The area which is now Burr Ridge was once the home of the Siuox, Pottawattamie, Ottawa and Chippewa Indians. After an 1835 treaty, most of the Indians were relocated west of the Mississippi. In the early 1950's the area was sparsely settled and large tracts of land were devoted to farming. The gently rolling hills and wooded sections of the eastern portion of the area were, for the most part, divided into five acre tracts.
On October 20, 1956, in the garage of a residence on Drew Avenue, 143 residents of Robert Bartlett's Estates (the one square mile area bounded by Old Route 66, County Line Road, 79th Street and the easy line of the Denemark Farm, which is now Burr Ridge Industrial commons) cast their votes on the question of incorporation. Two days later, the results were official (76 votes for and 67 against) and on October 30, 1956, the incoporation of the Village of Harvester was confirmed. The new Village had approximately 75 homes and a population of less than 300.
In August, 1961, the territory north of Route 66, including the 414 acre International Harvester research facility (now the J.I. Case facility and the Fieldstone, High Grove, Oak Grove and Chestnut Hills developments), was annexed to the Village. The annexation included the area known as Burr Ridge Estates, which had been developed into five acre tracts in the early 1950s by the Busby family, whose farm included the ridge along County Line Road near Plainfield road that they called the "burr ridge" due to the large stand of burr oak trees.
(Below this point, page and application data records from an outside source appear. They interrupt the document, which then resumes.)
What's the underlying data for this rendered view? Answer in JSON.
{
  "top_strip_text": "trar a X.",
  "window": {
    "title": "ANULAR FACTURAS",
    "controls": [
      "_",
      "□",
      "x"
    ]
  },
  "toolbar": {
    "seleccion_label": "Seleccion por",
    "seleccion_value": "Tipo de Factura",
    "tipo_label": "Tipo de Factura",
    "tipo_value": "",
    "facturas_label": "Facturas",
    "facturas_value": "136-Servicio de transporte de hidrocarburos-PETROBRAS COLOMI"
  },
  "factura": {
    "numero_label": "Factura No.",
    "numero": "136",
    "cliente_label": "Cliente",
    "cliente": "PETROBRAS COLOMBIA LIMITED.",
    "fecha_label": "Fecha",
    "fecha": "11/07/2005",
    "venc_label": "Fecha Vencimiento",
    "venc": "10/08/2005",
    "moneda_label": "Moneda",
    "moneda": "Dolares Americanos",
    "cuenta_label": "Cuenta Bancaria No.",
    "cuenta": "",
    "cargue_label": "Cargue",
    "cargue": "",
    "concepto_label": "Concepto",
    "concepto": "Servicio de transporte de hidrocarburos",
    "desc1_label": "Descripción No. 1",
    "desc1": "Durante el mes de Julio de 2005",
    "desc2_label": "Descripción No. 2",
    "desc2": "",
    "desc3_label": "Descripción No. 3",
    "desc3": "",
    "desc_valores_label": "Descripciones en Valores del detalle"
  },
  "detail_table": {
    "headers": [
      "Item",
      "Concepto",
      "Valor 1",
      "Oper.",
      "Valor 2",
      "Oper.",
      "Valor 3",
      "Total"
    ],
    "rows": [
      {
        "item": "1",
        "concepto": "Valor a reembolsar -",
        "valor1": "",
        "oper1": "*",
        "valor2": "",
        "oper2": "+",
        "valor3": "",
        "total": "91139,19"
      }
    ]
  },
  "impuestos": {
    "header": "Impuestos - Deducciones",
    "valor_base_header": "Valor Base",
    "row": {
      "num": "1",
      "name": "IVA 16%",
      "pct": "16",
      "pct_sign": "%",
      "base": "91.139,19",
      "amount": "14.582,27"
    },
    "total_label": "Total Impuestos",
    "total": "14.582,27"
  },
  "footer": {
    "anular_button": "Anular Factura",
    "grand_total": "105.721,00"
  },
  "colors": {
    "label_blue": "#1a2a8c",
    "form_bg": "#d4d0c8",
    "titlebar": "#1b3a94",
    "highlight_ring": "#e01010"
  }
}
In August, 1962, the name of the community was changed to Burr Ridge. The burr oak leaf became the Village emblem. Its unofficial slogan - "A Very Special Place" - was the title of a small book written in 1976 to reflect on the Village's pride at the time of its 20th Anniversary.
It was a small start for the community which, in 1984, became the first in DuPage County to provide Lake Michigan water to all its customers and which would, by 1997, become known as one of the 300 wealthiest communities in America. With the goal of preserving the hallmark woodlands, ponds and wetlands, while permitting orderly and balanced low-density growth, the Village fathers, in the years after incorportation, monitored the transformation of large tracts of open farmland and woodslands that would, by the 2006 special census, become a planned community of approximately seven square miles, with 11,259 residents residing in 3,000 homes. Today, Burr Ridge is generally bounded on the east by Wolf Road, on the north by 55th Street, on the west by Madison Street (and Route 83 in the southern portion of the Village) and on the south by approximately 97th Street. Ideally situated at the intersection of the Tri-State Tollway and the Stevenson Expressway, Burr Ridge offers easy access to Chicago's Loop and airports.
The burr oaks still exist in Burr Ridge, along with fine homes on generous lots and distinguished townhome communities. Local shopping and high quality office parks have been blended into this natural setting, attracting those who become both residents and valued members of the business community. The well-balanced mix of the business and residential communities has allowed Burr Ridge to maintain a healthy corporate fund and one of the lowest tax rates in DuPage County.
Burr Ridge truly is "A Very Special Place."